Nagatani informs us that in 1985, a Japanese archeologist named Ryoichi received a mysterious set of maps that led him to excavate numerous historic and contemporary sites around the world noted for their cultural significance. For fifteen years Ryoichi and his team secretly excavated Stonehenge, Chaco Canyon, Ayers Rock, Kitt Peak National Observatory, the very Large Array radio-telescope, and other sites. At each location they unearthed a different make of car. Buried in the volcanic ash at Herculaneum they found a Ferrari. In the foundations of the Observatory at Chichen Itza was a Jaguar, while a Bentley emerged from Salisbury Plain near Stonehenge. Ryoichi had discovered a worldwide "automobile culture" that appeared to parallel our own, although it was anachronistic both historically and geographically. After unearthing the artifacts, Ryoichi's team covered up all evidence of their digs, but not before Nagatani had photographed each site, providing the only existing record of Ryoichi's discoveries.

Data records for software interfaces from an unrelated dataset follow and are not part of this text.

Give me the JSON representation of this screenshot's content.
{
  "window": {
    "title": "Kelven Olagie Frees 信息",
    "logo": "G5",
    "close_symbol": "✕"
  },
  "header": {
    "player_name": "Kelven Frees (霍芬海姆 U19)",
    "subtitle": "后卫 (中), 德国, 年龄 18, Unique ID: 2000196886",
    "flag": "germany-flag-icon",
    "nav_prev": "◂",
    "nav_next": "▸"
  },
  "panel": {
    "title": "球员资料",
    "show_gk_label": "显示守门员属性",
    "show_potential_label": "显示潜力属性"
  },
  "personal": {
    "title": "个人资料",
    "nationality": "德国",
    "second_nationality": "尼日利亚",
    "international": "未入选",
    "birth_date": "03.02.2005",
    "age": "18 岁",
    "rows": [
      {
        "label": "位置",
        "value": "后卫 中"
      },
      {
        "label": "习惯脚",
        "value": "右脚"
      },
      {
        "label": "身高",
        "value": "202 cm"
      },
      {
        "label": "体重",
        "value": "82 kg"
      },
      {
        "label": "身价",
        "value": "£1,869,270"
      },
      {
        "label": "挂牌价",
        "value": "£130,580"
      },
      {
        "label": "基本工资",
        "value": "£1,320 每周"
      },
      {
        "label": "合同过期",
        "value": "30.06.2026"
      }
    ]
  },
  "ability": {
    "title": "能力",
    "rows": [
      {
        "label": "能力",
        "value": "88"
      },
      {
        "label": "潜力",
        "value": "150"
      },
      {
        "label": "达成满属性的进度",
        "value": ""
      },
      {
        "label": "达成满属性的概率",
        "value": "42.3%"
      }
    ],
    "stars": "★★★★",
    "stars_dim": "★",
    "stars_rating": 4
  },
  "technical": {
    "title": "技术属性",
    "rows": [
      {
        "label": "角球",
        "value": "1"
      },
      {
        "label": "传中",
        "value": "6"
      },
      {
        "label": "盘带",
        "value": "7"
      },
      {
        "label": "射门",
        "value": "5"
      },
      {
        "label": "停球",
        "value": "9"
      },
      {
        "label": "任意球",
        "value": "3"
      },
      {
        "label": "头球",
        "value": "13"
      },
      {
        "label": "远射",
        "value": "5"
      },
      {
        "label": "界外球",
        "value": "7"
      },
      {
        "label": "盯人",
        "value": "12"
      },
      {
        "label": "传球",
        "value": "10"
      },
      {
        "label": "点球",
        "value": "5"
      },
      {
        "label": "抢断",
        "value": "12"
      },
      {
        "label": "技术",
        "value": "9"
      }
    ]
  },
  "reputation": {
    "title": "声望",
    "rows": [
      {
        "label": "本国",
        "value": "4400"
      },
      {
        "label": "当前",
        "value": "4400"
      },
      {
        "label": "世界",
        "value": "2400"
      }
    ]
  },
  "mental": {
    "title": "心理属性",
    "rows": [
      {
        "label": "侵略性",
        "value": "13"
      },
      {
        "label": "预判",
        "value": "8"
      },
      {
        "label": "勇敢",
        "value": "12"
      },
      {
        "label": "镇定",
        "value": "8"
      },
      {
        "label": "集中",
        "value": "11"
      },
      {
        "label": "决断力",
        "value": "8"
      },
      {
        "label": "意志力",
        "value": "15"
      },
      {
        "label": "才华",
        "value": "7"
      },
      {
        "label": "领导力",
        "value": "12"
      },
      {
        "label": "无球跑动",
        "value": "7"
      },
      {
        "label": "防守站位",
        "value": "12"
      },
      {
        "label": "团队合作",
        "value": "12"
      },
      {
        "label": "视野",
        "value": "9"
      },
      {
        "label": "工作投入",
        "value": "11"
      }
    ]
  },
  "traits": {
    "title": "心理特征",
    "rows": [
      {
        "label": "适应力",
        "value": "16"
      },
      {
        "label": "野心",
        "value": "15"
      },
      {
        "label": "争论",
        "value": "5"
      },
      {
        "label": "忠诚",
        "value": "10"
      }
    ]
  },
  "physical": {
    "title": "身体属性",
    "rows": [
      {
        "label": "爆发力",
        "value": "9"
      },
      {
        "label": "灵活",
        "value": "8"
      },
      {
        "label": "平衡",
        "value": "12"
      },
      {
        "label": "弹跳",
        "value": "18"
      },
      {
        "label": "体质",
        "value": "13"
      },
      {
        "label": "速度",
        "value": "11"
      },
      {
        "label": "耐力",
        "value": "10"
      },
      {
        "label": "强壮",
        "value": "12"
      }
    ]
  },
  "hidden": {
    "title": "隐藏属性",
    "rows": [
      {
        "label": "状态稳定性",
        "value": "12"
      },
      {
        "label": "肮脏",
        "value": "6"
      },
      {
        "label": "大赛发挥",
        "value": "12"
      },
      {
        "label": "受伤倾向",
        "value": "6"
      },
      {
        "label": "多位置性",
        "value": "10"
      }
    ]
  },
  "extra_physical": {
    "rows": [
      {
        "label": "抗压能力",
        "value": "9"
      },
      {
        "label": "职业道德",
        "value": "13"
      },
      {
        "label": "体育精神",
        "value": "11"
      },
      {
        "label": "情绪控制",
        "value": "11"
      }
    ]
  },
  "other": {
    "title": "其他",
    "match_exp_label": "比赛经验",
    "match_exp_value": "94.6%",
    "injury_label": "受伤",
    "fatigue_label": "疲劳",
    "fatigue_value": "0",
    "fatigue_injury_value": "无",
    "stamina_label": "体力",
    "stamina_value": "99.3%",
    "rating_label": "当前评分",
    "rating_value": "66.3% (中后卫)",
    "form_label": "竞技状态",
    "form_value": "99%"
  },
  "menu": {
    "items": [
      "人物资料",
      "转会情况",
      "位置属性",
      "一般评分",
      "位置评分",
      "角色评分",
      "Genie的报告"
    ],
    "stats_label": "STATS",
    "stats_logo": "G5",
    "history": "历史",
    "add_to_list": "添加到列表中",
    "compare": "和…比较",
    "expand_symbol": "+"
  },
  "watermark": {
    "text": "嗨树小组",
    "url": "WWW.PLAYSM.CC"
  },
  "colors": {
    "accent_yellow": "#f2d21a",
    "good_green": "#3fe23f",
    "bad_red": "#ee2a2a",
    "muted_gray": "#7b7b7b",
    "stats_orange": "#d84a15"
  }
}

In this elaborate fictional narrative and the accompanying thirty large format Ilfochrome and silver print photographs, Nagatani examines photography's role in documenting "history," as well as our willingness to believe what we see. In the color photograph titled, BMW, Chetro Ketl Kiva, Chaco Canyon, NM, USA, 1997, the circular stone wall of the kiva has been opened up to expose the front of a BMW. A ladder, shovels, wheelbarrows, picks, and a camera on a tripod are strewn about the site. Viewed casually, the scene appears real. Closer inspection reveals that "reality" is actually a miniature hand-crafted set complete with technical equipment, tools, and a model car. The audience is invited to suspend disbelief and participate in the wonder and puzzle of the paradox.

Born in Chicago, Nagatani was raised and educated in Los Angeles where he achieved artistic recognition for his highly original images of a benumbed consumer society living on the brink of disaster. In 1987 he moved to Albuquerque to teach at the University of New Mexico. Over the last decade he has imaginatively explored the effects of the nuclear industry on New Mexico, and Japanese-American internment camps from World War II.

Liz Kay